It's what is added in around those themes that really push File Under Futurism over the top, though. “Infrared” alone justifies the purchase price, a superbly mixed duet between multi-tracked cellos and muted Amen breaks, touching and intriguing in equal measure. “Bring Me My Mental Health” is a slow steamroller, picking up momentum and slowly eating Gnomad's vocals alive. The real gem, though, is the live version of the Quartet's “This is What Happens.”
Its intro is branded on my brain from repetition, gentle bass over a ticking beat being interrupted by a weird, phasing effect, the two meshing together until a distorted cello slowly enters. Finn's playing is at her best here, and the other members (R. Luke Dubois, Paul Feuer, and Stephen Krieger) prove even more adept here than elsewhere on the album at playing with, and not around, her. All four players work together superbly; the cello gets the most attention because of its novelty and because it stands out from the wash of electronics surrounding it, but what you really remember is not any one part but their interplay. The following live “Variations on a Freight Theme” is good, but almost an afterthought after the gloomy kineticism of “This is What Happens.”
Miller is, aside from his work on the four variations of the main theme, mostly hard to spot; there's enough going on that he could be anywhere, but Krieger and Dubois are credited with the mix and their website refers to several pieces being exchanged repeatedly until both parties were satisfied. That amount of back-and-forth results in something seamless, musicality and experimentalism kept in perfect balance.

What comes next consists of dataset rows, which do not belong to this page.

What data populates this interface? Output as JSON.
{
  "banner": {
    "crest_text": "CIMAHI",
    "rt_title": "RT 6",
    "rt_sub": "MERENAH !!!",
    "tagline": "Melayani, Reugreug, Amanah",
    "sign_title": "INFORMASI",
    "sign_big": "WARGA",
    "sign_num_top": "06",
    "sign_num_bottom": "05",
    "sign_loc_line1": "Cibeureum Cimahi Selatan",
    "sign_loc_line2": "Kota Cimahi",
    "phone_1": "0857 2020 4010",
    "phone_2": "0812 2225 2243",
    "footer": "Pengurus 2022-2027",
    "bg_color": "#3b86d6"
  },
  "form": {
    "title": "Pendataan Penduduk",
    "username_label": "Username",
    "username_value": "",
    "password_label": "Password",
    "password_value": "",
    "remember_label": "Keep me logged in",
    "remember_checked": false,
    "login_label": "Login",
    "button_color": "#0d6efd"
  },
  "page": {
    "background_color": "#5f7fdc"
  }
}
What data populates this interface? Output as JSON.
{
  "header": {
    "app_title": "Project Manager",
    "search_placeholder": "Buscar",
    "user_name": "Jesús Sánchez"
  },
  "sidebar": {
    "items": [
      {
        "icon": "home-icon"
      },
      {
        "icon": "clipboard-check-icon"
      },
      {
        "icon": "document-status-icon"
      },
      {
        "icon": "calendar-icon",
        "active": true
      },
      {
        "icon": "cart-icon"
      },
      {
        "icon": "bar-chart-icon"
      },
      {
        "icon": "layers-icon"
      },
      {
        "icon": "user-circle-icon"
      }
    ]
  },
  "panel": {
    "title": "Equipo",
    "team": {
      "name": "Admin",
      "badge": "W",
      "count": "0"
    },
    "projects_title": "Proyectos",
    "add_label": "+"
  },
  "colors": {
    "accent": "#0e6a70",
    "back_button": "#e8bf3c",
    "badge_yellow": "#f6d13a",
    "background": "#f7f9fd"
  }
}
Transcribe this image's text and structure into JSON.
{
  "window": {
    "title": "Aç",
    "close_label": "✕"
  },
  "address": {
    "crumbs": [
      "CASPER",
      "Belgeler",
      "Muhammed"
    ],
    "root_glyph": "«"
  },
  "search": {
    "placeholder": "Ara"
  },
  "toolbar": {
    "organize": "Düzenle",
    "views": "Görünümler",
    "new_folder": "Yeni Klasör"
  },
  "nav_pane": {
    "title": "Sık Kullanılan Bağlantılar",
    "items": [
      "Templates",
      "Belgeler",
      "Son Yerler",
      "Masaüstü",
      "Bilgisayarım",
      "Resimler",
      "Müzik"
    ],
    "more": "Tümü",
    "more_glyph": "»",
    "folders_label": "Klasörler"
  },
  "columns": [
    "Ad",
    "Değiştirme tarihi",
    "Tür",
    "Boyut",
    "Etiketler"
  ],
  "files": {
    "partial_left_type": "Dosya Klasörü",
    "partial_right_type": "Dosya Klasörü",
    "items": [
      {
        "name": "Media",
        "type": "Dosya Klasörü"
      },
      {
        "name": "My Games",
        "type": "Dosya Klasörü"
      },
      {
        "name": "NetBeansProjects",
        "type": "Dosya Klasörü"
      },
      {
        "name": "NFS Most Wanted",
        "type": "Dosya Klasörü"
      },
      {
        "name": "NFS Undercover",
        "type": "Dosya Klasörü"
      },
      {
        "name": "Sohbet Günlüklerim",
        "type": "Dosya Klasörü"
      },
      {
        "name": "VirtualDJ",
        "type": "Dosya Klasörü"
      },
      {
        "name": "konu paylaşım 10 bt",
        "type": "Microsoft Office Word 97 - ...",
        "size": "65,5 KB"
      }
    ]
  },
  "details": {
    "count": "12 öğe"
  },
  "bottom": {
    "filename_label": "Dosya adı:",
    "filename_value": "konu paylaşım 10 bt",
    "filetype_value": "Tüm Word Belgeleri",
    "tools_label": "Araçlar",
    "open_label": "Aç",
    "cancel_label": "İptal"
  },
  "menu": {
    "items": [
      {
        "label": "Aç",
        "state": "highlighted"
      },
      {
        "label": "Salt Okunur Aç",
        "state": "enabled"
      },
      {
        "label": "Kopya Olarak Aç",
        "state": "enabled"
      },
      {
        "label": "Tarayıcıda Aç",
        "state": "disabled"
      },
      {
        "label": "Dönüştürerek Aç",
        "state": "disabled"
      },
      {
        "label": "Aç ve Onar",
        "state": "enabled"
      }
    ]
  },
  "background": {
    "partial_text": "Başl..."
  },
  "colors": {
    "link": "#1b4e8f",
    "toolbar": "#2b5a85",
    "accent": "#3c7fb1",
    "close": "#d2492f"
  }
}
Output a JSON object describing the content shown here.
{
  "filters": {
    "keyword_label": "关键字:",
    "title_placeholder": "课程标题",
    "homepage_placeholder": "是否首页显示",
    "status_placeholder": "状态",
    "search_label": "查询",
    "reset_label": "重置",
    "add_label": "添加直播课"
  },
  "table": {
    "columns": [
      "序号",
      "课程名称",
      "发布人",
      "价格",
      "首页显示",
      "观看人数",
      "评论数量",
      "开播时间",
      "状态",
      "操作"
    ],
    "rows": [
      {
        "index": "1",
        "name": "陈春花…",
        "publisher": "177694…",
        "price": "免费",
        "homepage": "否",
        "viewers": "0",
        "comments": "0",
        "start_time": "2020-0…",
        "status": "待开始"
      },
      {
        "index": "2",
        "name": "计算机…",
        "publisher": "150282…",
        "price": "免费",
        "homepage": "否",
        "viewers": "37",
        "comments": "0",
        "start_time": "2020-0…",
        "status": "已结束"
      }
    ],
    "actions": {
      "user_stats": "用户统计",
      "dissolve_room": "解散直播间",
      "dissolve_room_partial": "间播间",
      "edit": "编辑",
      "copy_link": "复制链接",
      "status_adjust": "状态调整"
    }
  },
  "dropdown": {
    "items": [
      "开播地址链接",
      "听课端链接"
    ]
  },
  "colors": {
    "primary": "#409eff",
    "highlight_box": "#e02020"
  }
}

There are also, as I said, a few interstitials and shorter pieces, but they work as brief breathers, a little palate cleanser between courses. There's nothing wrong with an album having an intellectual dimension, in fact at best (as is the case with this record) there's something very right about it, adding depth to explore and appreciate. But too many works that strive for that sort of resonance forget that before all of that you've got to grab the listener and give them good music. DJ Spooky and the Freight Elevator Quartet have sewn together their disparate styles and approaches into something that above and beyond being interesting conceptually hits the hips and the heart as well as the brain. File Under Futurism isn't just an interesting side project for fans of the acts involved, it's one of the best albums of electronic music made in 1999.